[Component data from apps and pages]
+---+
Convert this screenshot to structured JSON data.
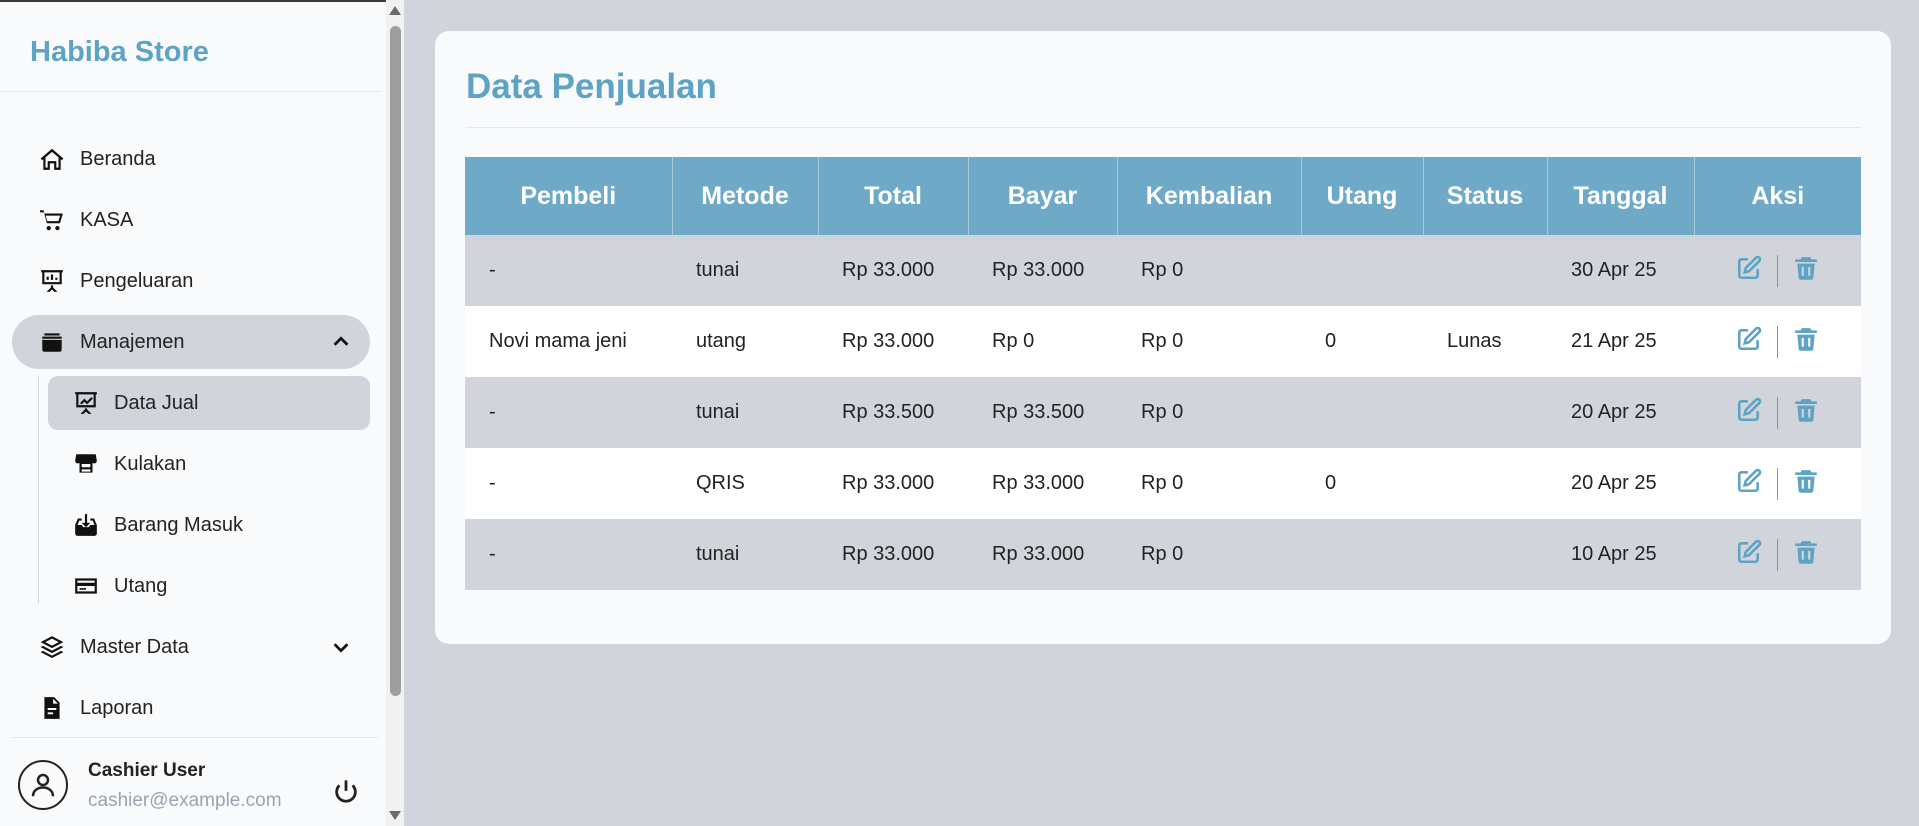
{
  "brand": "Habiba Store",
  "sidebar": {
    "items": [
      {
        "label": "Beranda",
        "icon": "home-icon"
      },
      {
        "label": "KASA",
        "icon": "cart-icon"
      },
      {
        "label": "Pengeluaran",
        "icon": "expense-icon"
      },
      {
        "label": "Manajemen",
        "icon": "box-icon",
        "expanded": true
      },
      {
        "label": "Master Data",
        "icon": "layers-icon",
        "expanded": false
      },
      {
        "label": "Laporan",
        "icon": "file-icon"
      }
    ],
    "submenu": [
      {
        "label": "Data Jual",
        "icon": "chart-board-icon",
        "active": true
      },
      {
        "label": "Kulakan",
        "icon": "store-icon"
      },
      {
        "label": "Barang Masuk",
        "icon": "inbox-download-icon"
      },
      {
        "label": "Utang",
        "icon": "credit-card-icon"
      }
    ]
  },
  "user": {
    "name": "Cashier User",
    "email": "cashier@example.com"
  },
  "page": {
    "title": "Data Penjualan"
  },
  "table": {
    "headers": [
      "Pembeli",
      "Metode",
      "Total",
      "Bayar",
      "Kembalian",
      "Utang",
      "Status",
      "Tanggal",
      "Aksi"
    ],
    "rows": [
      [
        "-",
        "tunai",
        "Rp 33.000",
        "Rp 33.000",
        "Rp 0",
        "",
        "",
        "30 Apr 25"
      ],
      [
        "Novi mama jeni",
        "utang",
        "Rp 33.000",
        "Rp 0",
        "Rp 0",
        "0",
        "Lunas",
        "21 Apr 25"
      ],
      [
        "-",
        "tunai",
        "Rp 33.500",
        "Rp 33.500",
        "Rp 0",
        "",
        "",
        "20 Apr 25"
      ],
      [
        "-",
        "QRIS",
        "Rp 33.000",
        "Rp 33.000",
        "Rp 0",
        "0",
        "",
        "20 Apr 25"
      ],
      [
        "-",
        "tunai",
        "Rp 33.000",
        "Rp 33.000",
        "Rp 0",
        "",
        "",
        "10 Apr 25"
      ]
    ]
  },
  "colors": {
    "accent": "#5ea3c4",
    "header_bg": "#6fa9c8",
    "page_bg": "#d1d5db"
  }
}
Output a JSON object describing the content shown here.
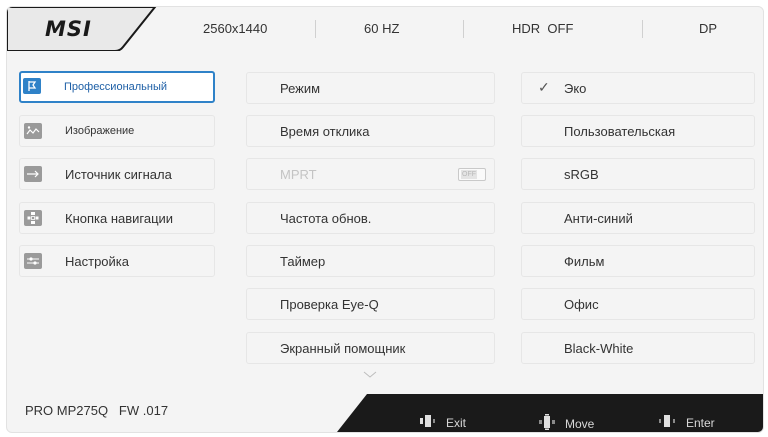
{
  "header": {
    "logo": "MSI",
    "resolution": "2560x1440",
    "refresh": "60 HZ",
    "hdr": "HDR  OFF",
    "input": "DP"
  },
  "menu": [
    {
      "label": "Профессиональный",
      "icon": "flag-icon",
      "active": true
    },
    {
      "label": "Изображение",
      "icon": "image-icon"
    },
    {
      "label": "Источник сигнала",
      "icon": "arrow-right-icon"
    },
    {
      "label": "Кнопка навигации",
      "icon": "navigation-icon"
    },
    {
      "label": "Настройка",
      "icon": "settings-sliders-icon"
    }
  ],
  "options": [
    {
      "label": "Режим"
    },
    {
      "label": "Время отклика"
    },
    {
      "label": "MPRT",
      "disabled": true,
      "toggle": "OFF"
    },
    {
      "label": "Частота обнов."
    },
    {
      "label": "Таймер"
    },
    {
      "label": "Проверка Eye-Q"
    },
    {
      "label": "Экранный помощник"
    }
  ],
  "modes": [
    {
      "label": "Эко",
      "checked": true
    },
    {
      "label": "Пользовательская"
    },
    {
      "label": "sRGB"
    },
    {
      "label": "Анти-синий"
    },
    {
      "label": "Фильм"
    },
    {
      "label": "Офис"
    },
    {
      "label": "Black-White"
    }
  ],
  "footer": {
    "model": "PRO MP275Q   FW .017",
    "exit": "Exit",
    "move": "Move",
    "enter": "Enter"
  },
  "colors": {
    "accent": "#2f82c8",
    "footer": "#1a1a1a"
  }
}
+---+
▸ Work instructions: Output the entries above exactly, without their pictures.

▸ Response area:
Convert this screenshot to structured JSON data.
{
  "brand": "Habiba Store",
  "sidebar": {
    "items": [
      {
        "label": "Beranda",
        "icon": "home-icon"
      },
      {
        "label": "KASA",
        "icon": "cart-icon"
      },
      {
        "label": "Pengeluaran",
        "icon": "expense-icon"
      },
      {
        "label": "Manajemen",
        "icon": "box-icon",
        "expanded": true
      },
      {
        "label": "Master Data",
        "icon": "layers-icon",
        "expanded": false
      },
      {
        "label": "Laporan",
        "icon": "file-icon"
      }
    ],
    "submenu": [
      {
        "label": "Data Jual",
        "icon": "chart-board-icon",
        "active": true
      },
      {
        "label": "Kulakan",
        "icon": "store-icon"
      },
      {
        "label": "Barang Masuk",
        "icon": "inbox-download-icon"
      },
      {
        "label": "Utang",
        "icon": "credit-card-icon"
      }
    ]
  },
  "user": {
    "name": "Cashier User",
    "email": "cashier@example.com"
  },
  "page": {
    "title": "Data Penjualan"
  },
  "table": {
    "headers": [
      "Pembeli",
      "Metode",
      "Total",
      "Bayar",
      "Kembalian",
      "Utang",
      "Status",
      "Tanggal",
      "Aksi"
    ],
    "rows": [
      [
        "-",
        "tunai",
        "Rp 33.000",
        "Rp 33.000",
        "Rp 0",
        "",
        "",
        "30 Apr 25"
      ],
      [
        "Novi mama jeni",
        "utang",
        "Rp 33.000",
        "Rp 0",
        "Rp 0",
        "0",
        "Lunas",
        "21 Apr 25"
      ],
      [
        "-",
        "tunai",
        "Rp 33.500",
        "Rp 33.500",
        "Rp 0",
        "",
        "",
        "20 Apr 25"
      ],
      [
        "-",
        "QRIS",
        "Rp 33.000",
        "Rp 33.000",
        "Rp 0",
        "0",
        "",
        "20 Apr 25"
      ],
      [
        "-",
        "tunai",
        "Rp 33.000",
        "Rp 33.000",
        "Rp 0",
        "",
        "",
        "10 Apr 25"
      ]
    ]
  },
  "colors": {
    "accent": "#5ea3c4",
    "header_bg": "#6fa9c8",
    "page_bg": "#d1d5db"
  }
}
Output a JSON object describing the content shown here.
{
  "header": {
    "logo": "MSI",
    "resolution": "2560x1440",
    "refresh": "60 HZ",
    "hdr": "HDR  OFF",
    "input": "DP"
  },
  "menu": [
    {
      "label": "Профессиональный",
      "icon": "flag-icon",
      "active": true
    },
    {
      "label": "Изображение",
      "icon": "image-icon"
    },
    {
      "label": "Источник сигнала",
      "icon": "arrow-right-icon"
    },
    {
      "label": "Кнопка навигации",
      "icon": "navigation-icon"
    },
    {
      "label": "Настройка",
      "icon": "settings-sliders-icon"
    }
  ],
  "options": [
    {
      "label": "Режим"
    },
    {
      "label": "Время отклика"
    },
    {
      "label": "MPRT",
      "disabled": true,
      "toggle": "OFF"
    },
    {
      "label": "Частота обнов."
    },
    {
      "label": "Таймер"
    },
    {
      "label": "Проверка Eye-Q"
    },
    {
      "label": "Экранный помощник"
    }
  ],
  "modes": [
    {
      "label": "Эко",
      "checked": true
    },
    {
      "label": "Пользовательская"
    },
    {
      "label": "sRGB"
    },
    {
      "label": "Анти-синий"
    },
    {
      "label": "Фильм"
    },
    {
      "label": "Офис"
    },
    {
      "label": "Black-White"
    }
  ],
  "footer": {
    "model": "PRO MP275Q   FW .017",
    "exit": "Exit",
    "move": "Move",
    "enter": "Enter"
  },
  "colors": {
    "accent": "#2f82c8",
    "footer": "#1a1a1a"
  }
}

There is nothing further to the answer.